Return each line of the records below that contains the word "selected".

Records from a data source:
━━━━━━━━━━━━━━━━━━━━
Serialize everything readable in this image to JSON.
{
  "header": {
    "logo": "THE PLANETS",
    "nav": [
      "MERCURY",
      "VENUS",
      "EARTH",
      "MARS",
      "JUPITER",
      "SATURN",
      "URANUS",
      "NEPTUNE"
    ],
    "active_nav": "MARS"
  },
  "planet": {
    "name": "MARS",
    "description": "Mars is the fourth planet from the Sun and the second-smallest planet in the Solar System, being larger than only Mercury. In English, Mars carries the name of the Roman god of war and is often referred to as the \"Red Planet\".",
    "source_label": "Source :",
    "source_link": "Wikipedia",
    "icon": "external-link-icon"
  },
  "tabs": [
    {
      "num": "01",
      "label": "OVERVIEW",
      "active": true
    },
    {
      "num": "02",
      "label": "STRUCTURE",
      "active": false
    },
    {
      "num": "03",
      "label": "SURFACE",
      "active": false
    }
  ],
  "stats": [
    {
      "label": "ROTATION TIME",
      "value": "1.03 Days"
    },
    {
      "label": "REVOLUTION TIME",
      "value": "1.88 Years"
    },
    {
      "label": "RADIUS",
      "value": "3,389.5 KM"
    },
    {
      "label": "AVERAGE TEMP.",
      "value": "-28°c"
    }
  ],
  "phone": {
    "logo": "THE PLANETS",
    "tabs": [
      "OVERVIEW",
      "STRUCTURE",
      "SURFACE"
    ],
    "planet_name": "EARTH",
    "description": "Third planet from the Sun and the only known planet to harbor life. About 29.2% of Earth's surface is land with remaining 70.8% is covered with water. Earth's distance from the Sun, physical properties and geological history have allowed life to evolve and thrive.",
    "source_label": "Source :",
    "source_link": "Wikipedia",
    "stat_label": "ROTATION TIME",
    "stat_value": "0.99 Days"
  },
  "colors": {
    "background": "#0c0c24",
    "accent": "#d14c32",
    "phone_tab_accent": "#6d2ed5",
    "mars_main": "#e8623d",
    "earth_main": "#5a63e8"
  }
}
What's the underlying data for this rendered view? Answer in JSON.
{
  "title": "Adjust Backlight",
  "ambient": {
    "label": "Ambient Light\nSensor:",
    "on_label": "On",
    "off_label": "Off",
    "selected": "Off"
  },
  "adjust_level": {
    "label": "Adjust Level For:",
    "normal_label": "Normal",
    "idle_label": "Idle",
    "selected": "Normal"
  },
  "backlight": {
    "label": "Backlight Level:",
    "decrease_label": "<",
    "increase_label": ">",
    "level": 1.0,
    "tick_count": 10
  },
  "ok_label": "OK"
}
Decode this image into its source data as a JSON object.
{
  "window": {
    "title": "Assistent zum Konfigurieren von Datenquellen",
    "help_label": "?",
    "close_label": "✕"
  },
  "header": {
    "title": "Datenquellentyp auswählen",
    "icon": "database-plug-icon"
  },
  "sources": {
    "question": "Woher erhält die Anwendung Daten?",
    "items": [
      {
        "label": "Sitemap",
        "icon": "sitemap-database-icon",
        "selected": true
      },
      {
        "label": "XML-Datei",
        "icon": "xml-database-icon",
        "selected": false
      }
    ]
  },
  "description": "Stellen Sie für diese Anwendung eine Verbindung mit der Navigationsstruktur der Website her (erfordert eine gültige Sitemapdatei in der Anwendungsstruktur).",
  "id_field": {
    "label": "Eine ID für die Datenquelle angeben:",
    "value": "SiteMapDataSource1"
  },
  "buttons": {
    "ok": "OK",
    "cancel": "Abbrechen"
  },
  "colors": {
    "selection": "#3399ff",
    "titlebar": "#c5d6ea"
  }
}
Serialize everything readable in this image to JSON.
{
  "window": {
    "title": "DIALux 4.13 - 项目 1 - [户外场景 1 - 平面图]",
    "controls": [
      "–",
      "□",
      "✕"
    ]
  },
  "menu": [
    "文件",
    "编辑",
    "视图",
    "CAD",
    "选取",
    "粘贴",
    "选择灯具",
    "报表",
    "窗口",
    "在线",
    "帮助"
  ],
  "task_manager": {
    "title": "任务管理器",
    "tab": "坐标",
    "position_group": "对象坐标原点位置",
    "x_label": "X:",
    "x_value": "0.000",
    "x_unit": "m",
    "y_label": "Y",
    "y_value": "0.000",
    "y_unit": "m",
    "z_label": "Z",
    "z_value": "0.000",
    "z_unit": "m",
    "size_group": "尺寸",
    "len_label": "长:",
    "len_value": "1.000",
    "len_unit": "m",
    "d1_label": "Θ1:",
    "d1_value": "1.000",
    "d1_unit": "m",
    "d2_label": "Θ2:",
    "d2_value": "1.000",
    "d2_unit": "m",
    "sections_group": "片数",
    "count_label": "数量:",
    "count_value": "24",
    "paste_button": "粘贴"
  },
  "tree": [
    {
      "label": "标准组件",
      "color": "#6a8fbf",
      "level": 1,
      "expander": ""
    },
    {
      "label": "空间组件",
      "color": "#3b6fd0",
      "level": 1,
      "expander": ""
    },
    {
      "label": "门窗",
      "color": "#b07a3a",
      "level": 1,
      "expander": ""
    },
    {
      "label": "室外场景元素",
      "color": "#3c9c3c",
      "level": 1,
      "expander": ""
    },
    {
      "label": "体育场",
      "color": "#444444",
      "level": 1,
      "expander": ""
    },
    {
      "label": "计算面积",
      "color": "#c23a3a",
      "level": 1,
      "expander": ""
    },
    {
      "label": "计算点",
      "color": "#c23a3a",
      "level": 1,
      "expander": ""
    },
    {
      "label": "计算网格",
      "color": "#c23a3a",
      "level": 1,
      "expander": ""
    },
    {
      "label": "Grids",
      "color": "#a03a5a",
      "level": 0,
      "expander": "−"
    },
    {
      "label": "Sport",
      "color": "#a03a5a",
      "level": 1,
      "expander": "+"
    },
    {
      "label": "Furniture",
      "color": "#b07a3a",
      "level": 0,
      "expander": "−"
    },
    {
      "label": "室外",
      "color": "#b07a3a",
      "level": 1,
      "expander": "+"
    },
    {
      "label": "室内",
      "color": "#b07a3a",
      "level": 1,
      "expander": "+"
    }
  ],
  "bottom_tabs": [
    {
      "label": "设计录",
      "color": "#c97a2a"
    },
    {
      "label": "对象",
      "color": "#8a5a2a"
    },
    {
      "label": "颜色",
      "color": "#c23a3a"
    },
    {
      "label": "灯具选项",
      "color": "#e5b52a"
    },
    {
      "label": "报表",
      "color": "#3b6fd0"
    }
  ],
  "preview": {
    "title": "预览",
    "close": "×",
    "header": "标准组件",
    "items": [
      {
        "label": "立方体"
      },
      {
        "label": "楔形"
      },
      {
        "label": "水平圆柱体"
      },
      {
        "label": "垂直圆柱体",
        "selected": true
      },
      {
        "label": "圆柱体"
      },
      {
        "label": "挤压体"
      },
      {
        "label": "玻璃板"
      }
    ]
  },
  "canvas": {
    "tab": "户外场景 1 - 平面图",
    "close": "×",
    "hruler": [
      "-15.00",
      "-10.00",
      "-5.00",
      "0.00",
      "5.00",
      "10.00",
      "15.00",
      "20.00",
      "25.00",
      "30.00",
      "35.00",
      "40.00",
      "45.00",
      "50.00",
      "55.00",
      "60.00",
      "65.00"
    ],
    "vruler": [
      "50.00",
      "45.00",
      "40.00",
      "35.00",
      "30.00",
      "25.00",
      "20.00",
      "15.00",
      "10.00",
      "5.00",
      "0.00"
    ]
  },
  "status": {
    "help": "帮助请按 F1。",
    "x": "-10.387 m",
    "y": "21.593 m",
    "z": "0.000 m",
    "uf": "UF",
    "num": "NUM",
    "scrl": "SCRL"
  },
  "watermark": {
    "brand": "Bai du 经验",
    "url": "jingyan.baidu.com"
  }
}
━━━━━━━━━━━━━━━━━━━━
_WORKED SOLUTION_:
    "selected": "Off"
    "selected": "Normal"
        "selected": true
        "selected": false
        "selected": true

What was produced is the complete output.